Overall, the Brussels meeting is important for Afghanistan to secure financial and political commitments for the next few years. The donors are expected to pledge about $3 billion a year till 2020. Some have pushed for political and electoral reforms, which may help the National Unity Government in Kabul complete its full term. The timing, however, is not very favourable.
The EU itself is grappling with major a refugee crises and the Brexit. After Syria, the Afghans are now the second largest group of asylum seekers in the EU; last year alone, close to 200,000 Afghans applied for asylum in Europe. According to a leaked report, the EU may try to push around 80,000 refugees back into Afghanistan in return for financial aid. Ahead of the conference, the EU and Kabul signed a political agreement to tackle irregular migration. But acknowledging that the security situation is worsening and still expecting refugees to go back to Afghanistan is not a reasonable argument.
After sacrificing 2,300 lives and $800 billion, the Americans are also looking for new partners and ideas. The meeting could be an opportunity for India to assert its increasing importance in Afghan affairs. In the prevailing negative discourse on Afghanistan in Europe, Indian experts and think tanks can also help in changing the narrative towards a positive outcome.
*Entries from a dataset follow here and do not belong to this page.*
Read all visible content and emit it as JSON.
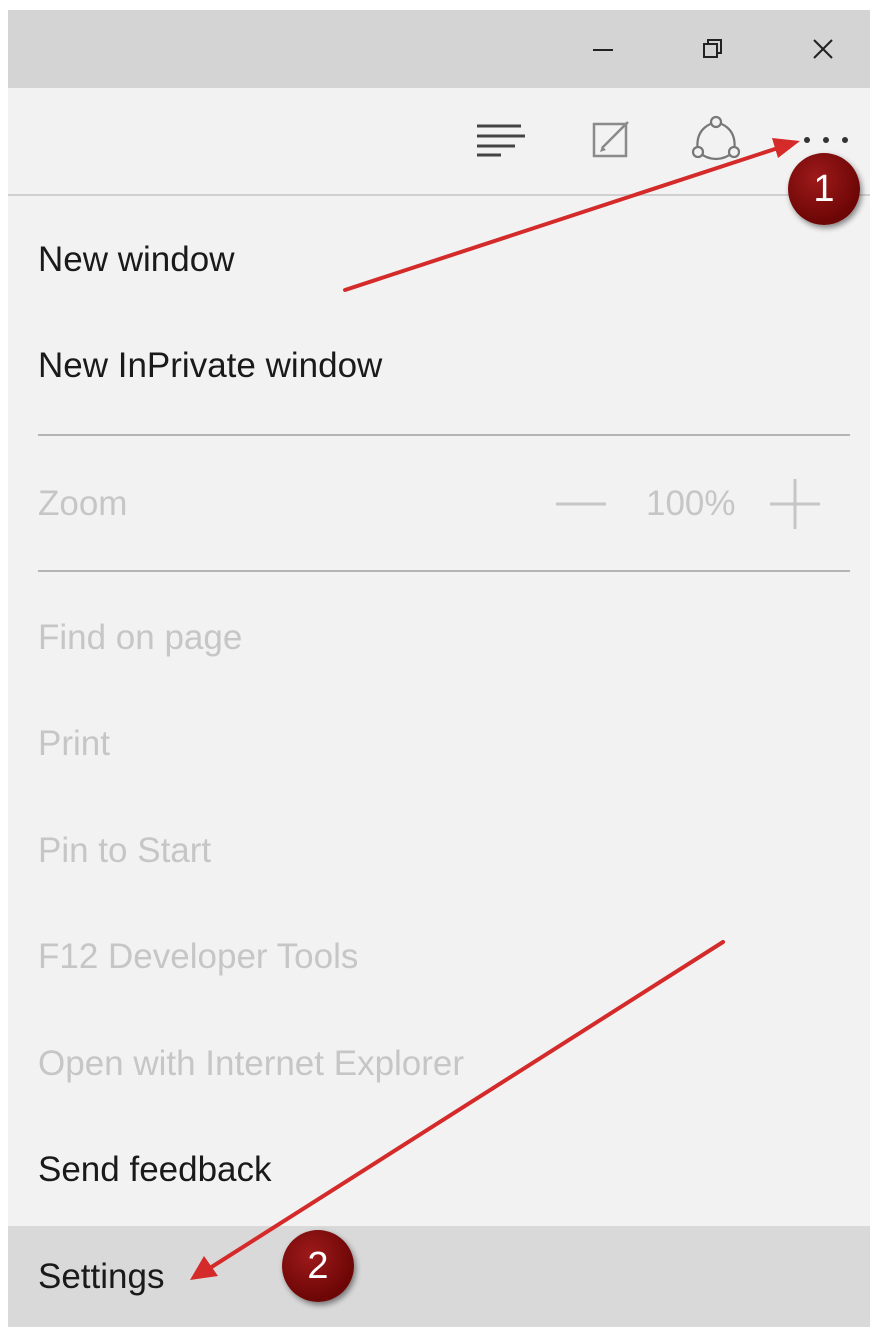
{
  "titlebar": {
    "minimize_icon": "minimize-icon",
    "restore_icon": "restore-icon",
    "close_icon": "close-icon"
  },
  "toolbar": {
    "icons": [
      "hub-icon",
      "web-note-icon",
      "share-icon",
      "more-icon"
    ]
  },
  "menu": {
    "new_window": "New window",
    "new_inprivate_window": "New InPrivate window",
    "zoom_label": "Zoom",
    "zoom_value": "100%",
    "find_on_page": "Find on page",
    "print": "Print",
    "pin_to_start": "Pin to Start",
    "dev_tools": "F12 Developer Tools",
    "open_with_ie": "Open with Internet Explorer",
    "send_feedback": "Send feedback",
    "settings": "Settings"
  },
  "annotations": {
    "step_1": "1",
    "step_2": "2",
    "badge_color": "#7a0a0a",
    "arrow_color": "#d42a2a"
  },
  "colors": {
    "titlebar_bg": "#d4d4d4",
    "menu_bg": "#f2f2f2",
    "settings_highlight": "#d9d9d9",
    "disabled_text": "#c6c6c6"
  }
}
Gulshan Sachdeva is a professor at the School of International Studies, Jawaharlal Nehru University, New Delhi. Between 2006 and 2010, he headed the ADB and the Asia Foundation projects at the Afghanistan Ministry of Foreign Affairs in Kabul.